## Task:
Exactly reproduce all the records, keeping pictures out of the copy.
-- Given records follows --
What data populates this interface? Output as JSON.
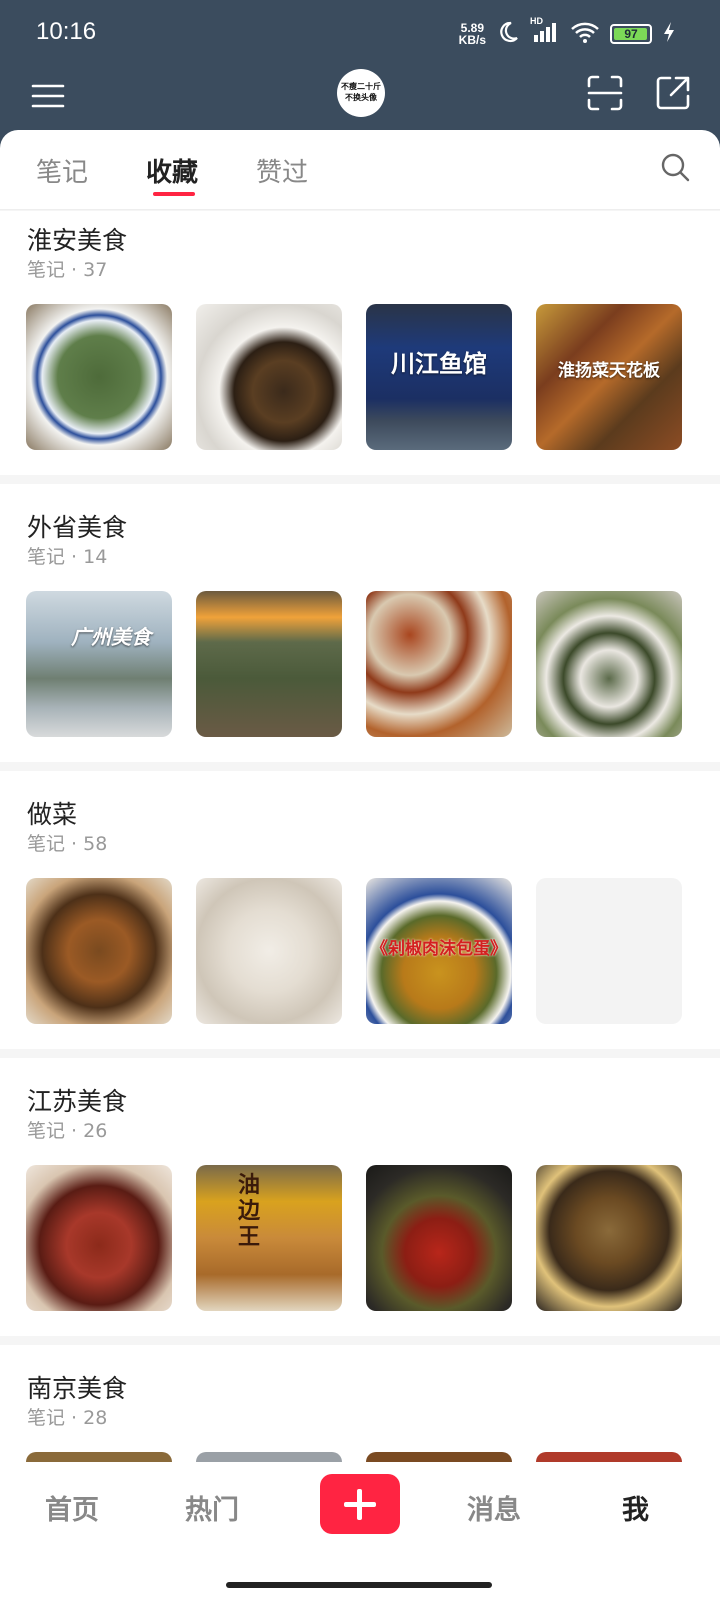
{
  "status_bar": {
    "time": "10:16",
    "net_speed_value": "5.89",
    "net_speed_unit": "KB/s",
    "network_label": "HD",
    "battery": "97",
    "battery_level": 0.97,
    "icons": [
      "moon-icon",
      "signal-icon",
      "wifi-icon",
      "battery-icon",
      "charging-icon"
    ]
  },
  "header": {
    "avatar_text_line1": "不瘦二十斤",
    "avatar_text_line2": "不换头像",
    "icons": [
      "menu-icon",
      "scan-icon",
      "share-icon"
    ]
  },
  "tabs": {
    "items": [
      {
        "label": "笔记",
        "active": false
      },
      {
        "label": "收藏",
        "active": true
      },
      {
        "label": "赞过",
        "active": false
      }
    ],
    "accent": "#ff2442"
  },
  "collections": [
    {
      "title": "淮安美食",
      "meta": "笔记 · 37",
      "thumb_captions": [
        "",
        "",
        "川江鱼馆",
        "淮扬菜天花板"
      ]
    },
    {
      "title": "外省美食",
      "meta": "笔记 · 14",
      "thumb_captions": [
        "广州美食",
        "",
        "",
        ""
      ]
    },
    {
      "title": "做菜",
      "meta": "笔记 · 58",
      "thumb_captions": [
        "",
        "",
        "《剁椒肉沫包蛋》",
        ""
      ]
    },
    {
      "title": "江苏美食",
      "meta": "笔记 · 26",
      "thumb_captions": [
        "",
        "油边王",
        "",
        ""
      ]
    },
    {
      "title": "南京美食",
      "meta": "笔记 · 28",
      "thumb_captions": [
        "",
        "",
        "",
        ""
      ]
    }
  ],
  "bottom_nav": {
    "items": [
      "首页",
      "热门",
      "消息",
      "我"
    ],
    "active": "我",
    "publish_color": "#ff2442"
  }
}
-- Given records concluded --
## Reply:
What data populates this interface? Output as JSON.
{
  "status_bar": {
    "time": "10:16",
    "net_speed_value": "5.89",
    "net_speed_unit": "KB/s",
    "network_label": "HD",
    "battery": "97",
    "battery_level": 0.97,
    "icons": [
      "moon-icon",
      "signal-icon",
      "wifi-icon",
      "battery-icon",
      "charging-icon"
    ]
  },
  "header": {
    "avatar_text_line1": "不瘦二十斤",
    "avatar_text_line2": "不换头像",
    "icons": [
      "menu-icon",
      "scan-icon",
      "share-icon"
    ]
  },
  "tabs": {
    "items": [
      {
        "label": "笔记",
        "active": false
      },
      {
        "label": "收藏",
        "active": true
      },
      {
        "label": "赞过",
        "active": false
      }
    ],
    "accent": "#ff2442"
  },
  "collections": [
    {
      "title": "淮安美食",
      "meta": "笔记 · 37",
      "thumb_captions": [
        "",
        "",
        "川江鱼馆",
        "淮扬菜天花板"
      ]
    },
    {
      "title": "外省美食",
      "meta": "笔记 · 14",
      "thumb_captions": [
        "广州美食",
        "",
        "",
        ""
      ]
    },
    {
      "title": "做菜",
      "meta": "笔记 · 58",
      "thumb_captions": [
        "",
        "",
        "《剁椒肉沫包蛋》",
        ""
      ]
    },
    {
      "title": "江苏美食",
      "meta": "笔记 · 26",
      "thumb_captions": [
        "",
        "油边王",
        "",
        ""
      ]
    },
    {
      "title": "南京美食",
      "meta": "笔记 · 28",
      "thumb_captions": [
        "",
        "",
        "",
        ""
      ]
    }
  ],
  "bottom_nav": {
    "items": [
      "首页",
      "热门",
      "消息",
      "我"
    ],
    "active": "我",
    "publish_color": "#ff2442"
  }
}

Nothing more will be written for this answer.